— Task details —
Go through the material and copy each line in which the word "items" shows up.

— Data for this task —
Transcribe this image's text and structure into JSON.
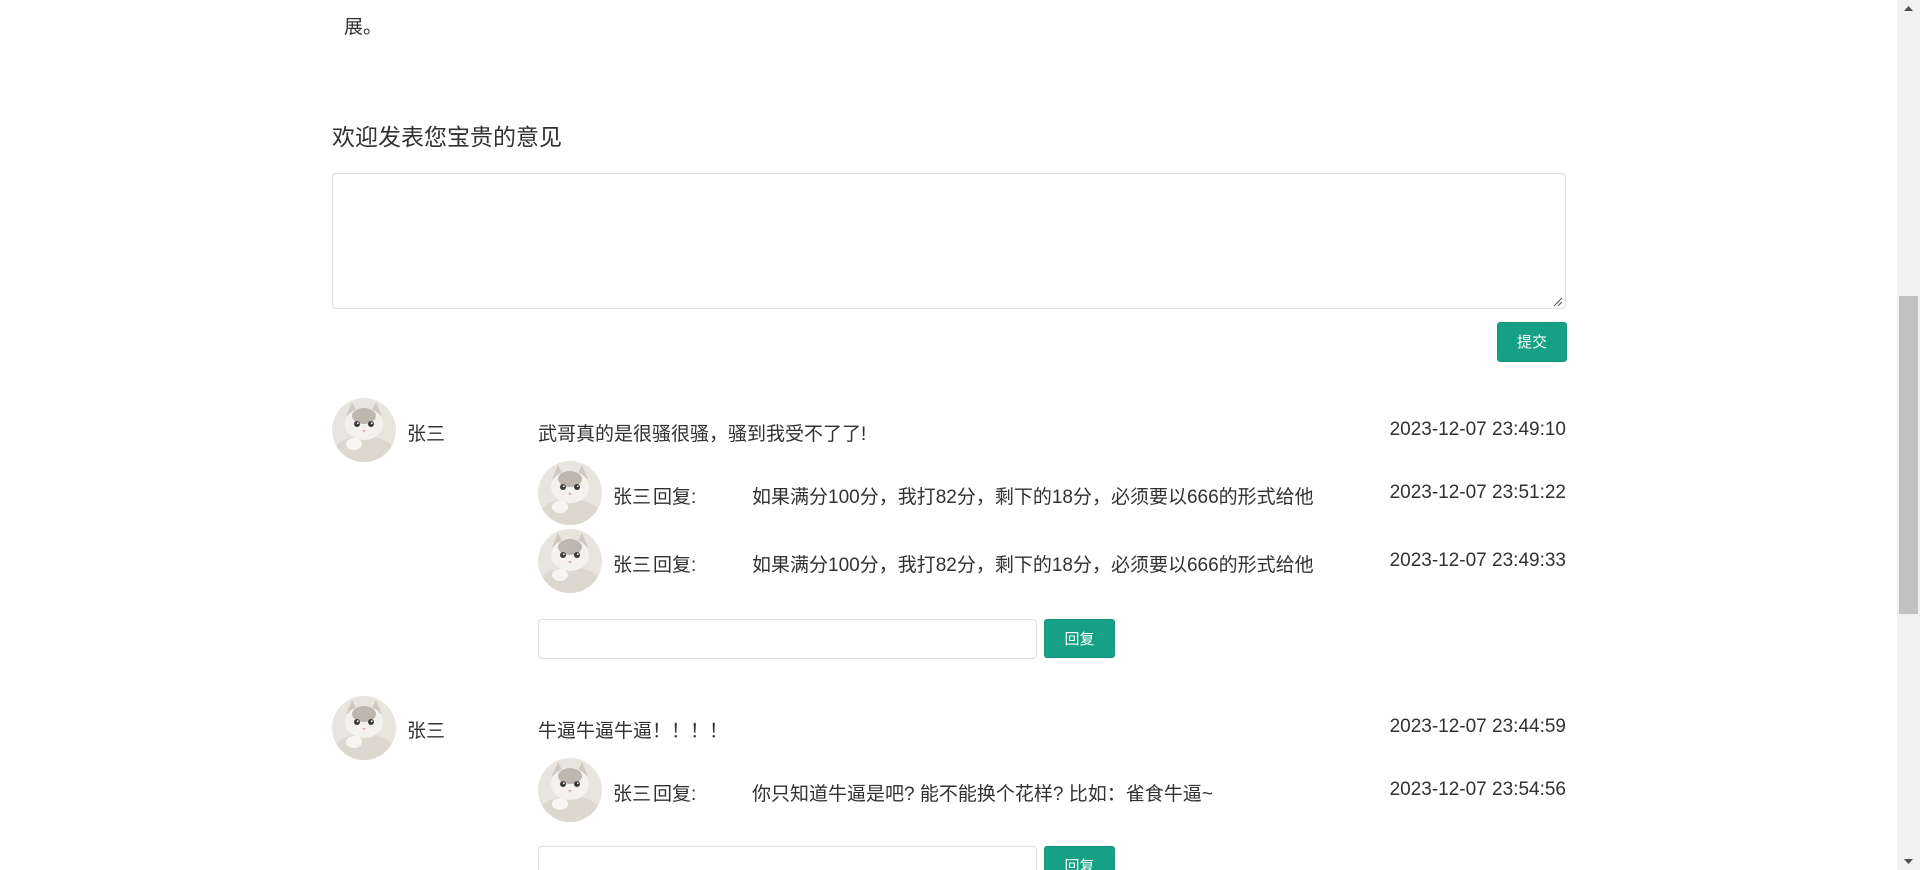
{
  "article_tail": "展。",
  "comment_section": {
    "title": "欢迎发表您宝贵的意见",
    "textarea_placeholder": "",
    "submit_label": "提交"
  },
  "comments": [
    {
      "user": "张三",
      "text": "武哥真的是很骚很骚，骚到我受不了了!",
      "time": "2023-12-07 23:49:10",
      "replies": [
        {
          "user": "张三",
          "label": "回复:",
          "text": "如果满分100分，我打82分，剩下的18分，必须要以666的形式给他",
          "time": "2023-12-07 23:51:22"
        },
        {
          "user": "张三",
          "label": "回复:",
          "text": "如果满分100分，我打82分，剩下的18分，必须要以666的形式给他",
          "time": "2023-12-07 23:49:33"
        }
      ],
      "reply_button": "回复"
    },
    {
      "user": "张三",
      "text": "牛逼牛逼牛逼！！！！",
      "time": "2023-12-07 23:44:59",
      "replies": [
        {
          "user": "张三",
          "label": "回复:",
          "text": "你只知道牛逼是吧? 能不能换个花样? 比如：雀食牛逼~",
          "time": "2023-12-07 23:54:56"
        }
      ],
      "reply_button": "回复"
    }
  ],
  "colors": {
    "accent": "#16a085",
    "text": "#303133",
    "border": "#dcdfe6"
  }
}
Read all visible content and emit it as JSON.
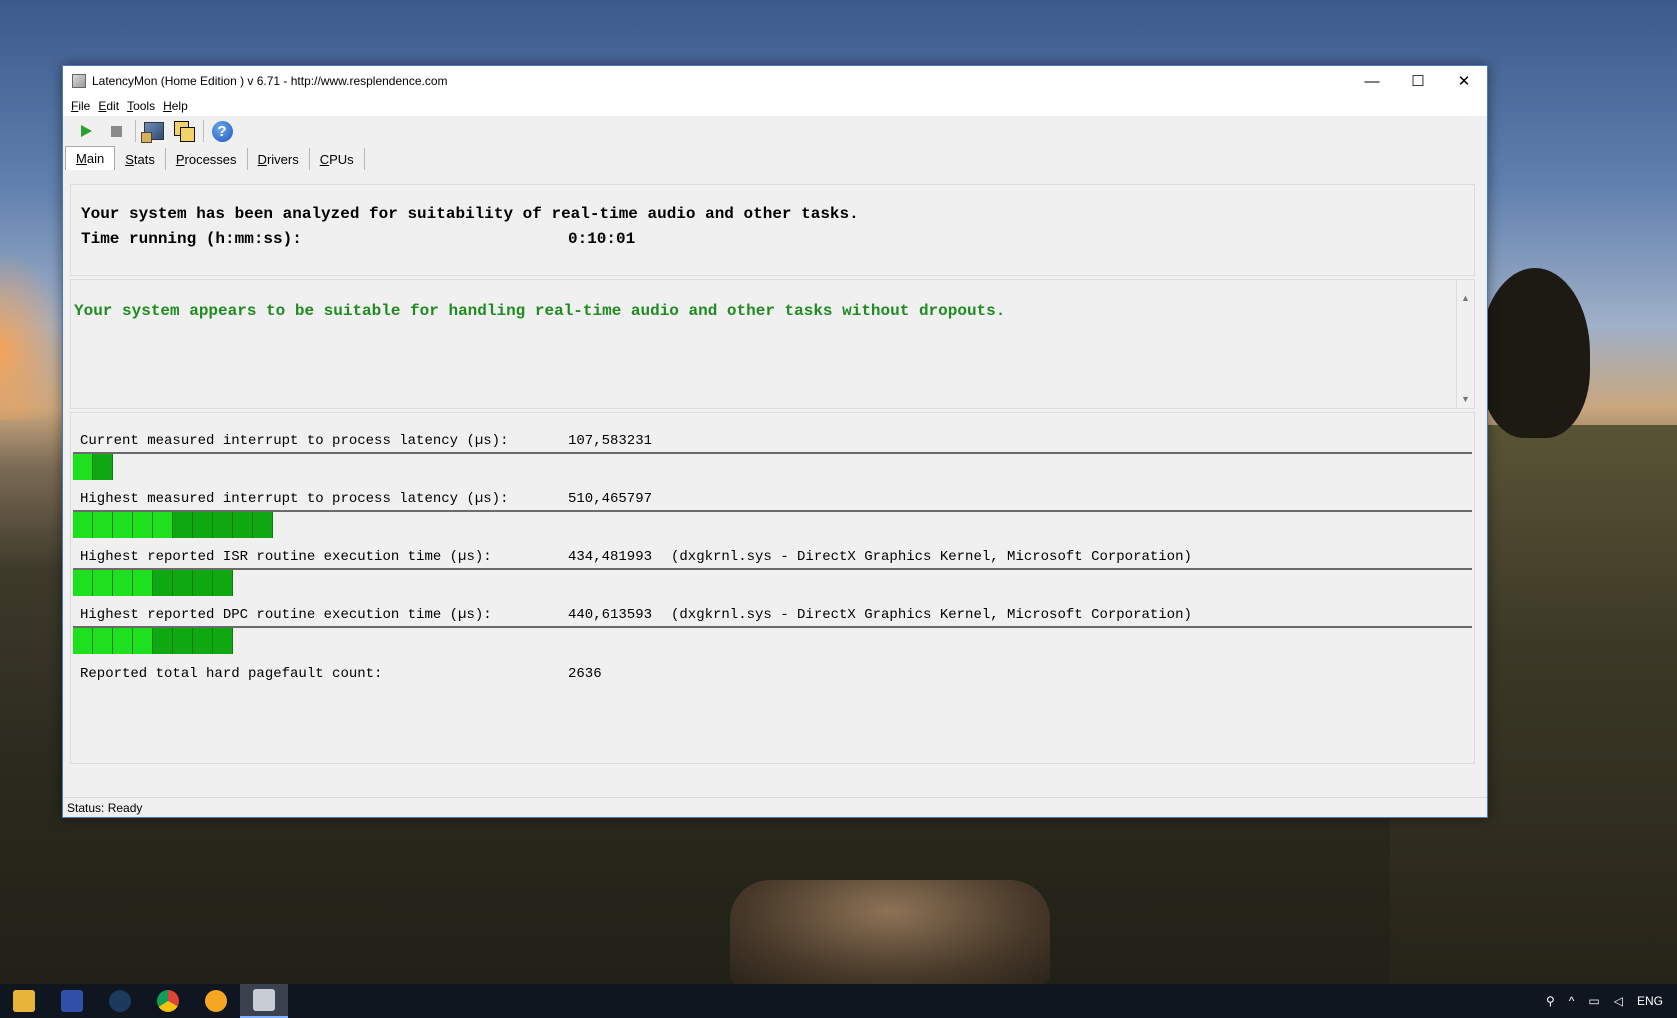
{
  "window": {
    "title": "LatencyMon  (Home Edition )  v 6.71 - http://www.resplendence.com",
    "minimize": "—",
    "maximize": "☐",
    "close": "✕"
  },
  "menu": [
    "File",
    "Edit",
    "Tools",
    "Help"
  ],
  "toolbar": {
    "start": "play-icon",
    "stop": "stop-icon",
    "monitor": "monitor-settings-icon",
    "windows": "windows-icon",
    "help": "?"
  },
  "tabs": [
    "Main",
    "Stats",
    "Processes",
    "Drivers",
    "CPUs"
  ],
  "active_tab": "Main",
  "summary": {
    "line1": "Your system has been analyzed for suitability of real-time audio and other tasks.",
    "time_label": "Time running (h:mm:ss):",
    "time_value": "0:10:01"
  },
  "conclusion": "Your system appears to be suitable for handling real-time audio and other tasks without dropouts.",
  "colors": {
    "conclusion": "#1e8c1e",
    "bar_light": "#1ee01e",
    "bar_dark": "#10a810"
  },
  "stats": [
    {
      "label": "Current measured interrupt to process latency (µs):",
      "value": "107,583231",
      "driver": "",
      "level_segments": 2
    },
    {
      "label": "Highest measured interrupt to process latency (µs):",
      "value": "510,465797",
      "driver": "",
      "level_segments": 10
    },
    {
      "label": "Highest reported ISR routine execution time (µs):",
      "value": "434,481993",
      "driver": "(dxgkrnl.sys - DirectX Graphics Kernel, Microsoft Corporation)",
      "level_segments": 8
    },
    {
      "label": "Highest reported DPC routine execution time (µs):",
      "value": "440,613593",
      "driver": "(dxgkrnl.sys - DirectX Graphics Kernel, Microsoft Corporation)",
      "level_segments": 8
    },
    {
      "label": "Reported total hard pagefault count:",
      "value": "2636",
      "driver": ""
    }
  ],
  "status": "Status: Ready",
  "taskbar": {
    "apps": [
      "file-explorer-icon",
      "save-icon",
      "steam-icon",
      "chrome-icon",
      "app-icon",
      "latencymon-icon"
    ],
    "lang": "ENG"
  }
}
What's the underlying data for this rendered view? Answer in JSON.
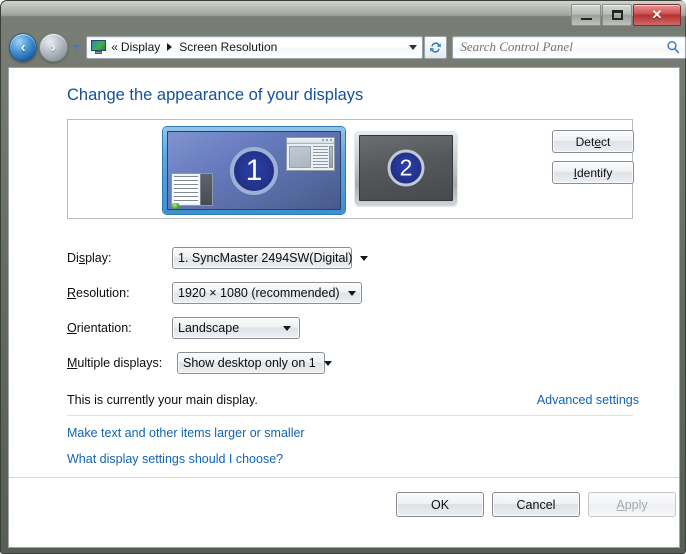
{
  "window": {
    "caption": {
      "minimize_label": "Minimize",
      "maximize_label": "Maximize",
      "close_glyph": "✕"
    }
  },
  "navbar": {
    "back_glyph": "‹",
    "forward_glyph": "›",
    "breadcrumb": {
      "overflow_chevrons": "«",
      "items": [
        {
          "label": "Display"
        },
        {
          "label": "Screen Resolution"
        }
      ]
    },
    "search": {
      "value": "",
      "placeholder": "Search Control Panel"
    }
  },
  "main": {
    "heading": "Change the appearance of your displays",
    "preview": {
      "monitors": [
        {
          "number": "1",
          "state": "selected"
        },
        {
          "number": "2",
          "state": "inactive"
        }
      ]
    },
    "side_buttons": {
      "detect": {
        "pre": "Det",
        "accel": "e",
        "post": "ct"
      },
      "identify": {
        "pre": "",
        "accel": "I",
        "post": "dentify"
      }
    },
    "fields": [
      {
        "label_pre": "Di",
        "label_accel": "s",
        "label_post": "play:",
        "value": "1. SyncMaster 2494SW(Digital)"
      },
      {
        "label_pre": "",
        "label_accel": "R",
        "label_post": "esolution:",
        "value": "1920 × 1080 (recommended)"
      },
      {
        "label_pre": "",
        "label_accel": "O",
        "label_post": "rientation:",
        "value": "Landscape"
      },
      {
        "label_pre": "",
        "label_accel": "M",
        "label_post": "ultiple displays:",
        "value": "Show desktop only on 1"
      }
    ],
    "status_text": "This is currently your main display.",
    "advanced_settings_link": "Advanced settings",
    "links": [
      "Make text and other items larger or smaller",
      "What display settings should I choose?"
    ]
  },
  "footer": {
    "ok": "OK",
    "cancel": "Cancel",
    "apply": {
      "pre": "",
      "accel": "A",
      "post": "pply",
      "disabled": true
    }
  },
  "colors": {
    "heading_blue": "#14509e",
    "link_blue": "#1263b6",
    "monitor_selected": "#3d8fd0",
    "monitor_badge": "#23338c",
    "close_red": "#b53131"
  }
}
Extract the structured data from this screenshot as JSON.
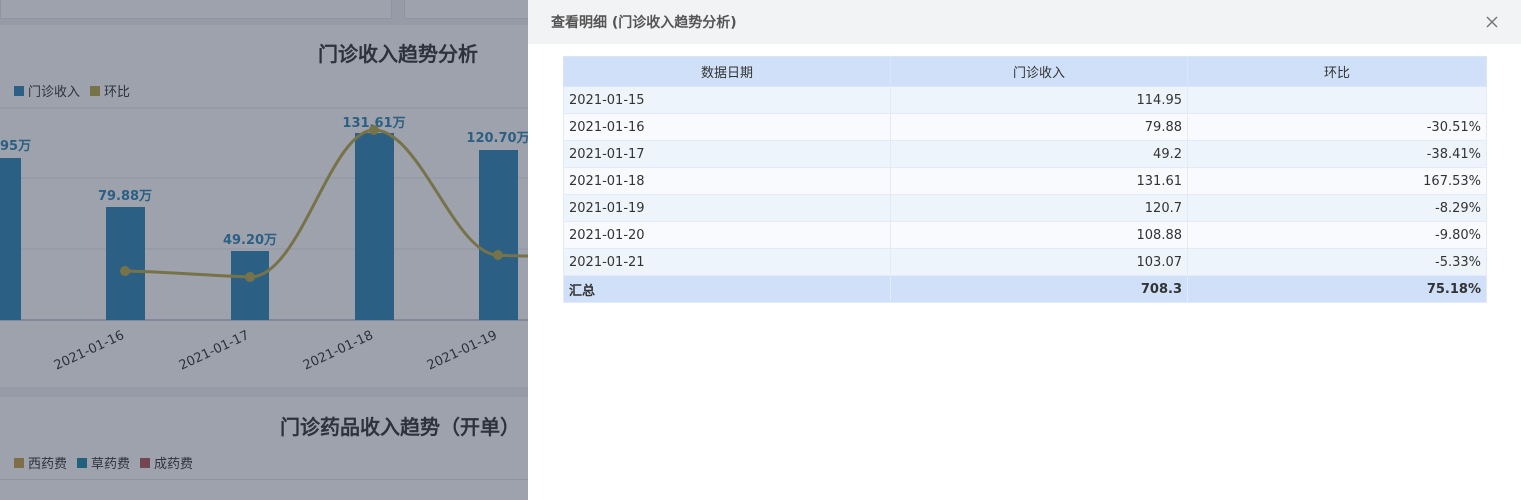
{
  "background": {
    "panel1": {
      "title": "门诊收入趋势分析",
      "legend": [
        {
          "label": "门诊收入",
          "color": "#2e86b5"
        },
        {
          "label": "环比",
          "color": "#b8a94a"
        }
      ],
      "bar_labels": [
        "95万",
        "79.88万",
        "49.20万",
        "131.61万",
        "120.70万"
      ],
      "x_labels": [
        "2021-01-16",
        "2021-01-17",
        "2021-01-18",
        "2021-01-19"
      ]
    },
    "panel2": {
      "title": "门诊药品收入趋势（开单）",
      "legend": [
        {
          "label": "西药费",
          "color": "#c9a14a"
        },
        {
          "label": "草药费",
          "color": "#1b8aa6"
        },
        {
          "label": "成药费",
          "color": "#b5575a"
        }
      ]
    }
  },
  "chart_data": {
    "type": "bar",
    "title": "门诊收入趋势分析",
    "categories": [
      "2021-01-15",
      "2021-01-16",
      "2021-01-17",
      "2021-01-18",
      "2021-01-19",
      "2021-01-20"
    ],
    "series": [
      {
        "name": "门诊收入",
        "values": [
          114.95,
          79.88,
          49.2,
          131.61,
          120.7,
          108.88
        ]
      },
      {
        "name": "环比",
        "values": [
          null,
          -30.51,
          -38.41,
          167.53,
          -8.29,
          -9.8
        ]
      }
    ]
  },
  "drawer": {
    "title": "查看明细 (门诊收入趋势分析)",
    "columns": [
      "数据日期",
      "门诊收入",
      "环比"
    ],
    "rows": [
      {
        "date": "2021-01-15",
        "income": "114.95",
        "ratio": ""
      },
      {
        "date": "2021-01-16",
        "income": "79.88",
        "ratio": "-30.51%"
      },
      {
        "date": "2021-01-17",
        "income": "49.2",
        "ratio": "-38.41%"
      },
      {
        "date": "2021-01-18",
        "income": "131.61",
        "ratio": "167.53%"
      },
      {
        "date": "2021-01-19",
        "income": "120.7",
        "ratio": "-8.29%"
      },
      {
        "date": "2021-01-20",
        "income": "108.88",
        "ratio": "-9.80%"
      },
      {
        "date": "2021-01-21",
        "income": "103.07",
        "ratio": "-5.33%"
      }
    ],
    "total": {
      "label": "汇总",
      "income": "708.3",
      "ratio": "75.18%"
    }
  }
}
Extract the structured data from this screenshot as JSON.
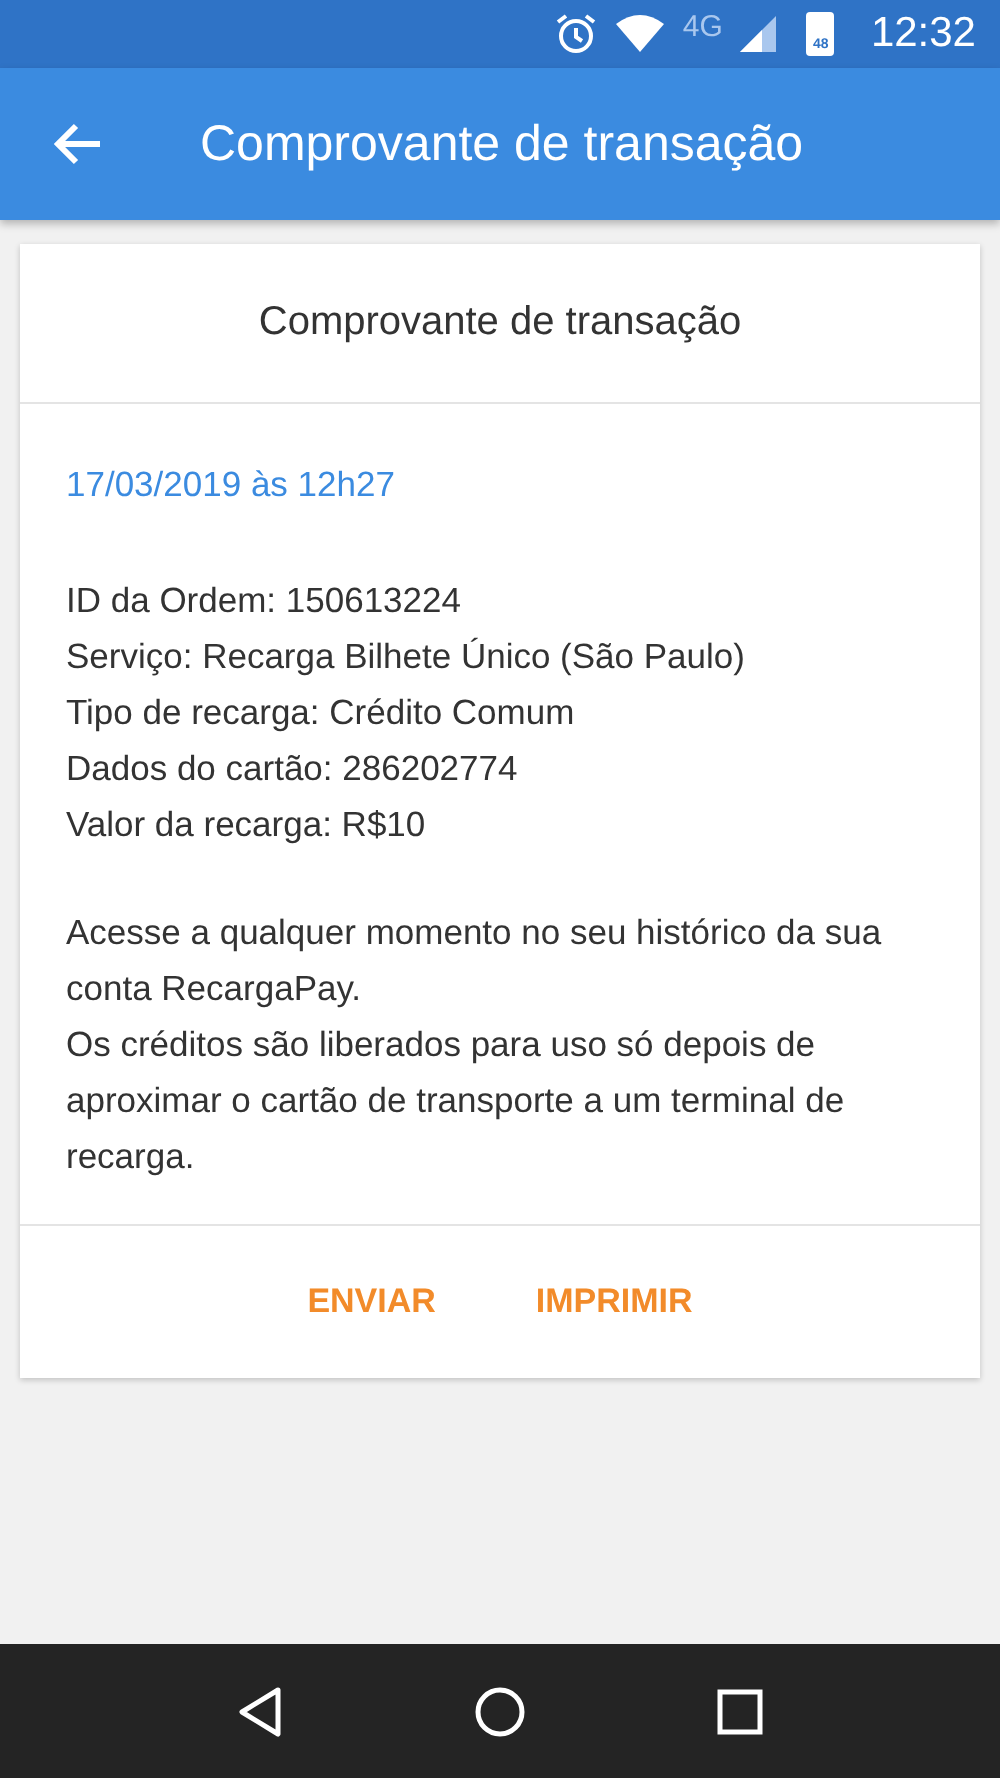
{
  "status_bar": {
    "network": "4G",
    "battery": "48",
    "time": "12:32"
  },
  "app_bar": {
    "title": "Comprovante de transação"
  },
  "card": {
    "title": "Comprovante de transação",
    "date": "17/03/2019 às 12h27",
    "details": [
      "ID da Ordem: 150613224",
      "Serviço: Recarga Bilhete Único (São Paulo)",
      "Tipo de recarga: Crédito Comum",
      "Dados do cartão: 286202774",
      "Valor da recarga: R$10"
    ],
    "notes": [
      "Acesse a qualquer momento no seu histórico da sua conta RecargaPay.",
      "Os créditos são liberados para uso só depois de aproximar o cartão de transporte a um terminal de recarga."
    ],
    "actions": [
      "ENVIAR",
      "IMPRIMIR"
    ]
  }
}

— Answer box —
      "items": [
      "Make text and other items larger or smaller",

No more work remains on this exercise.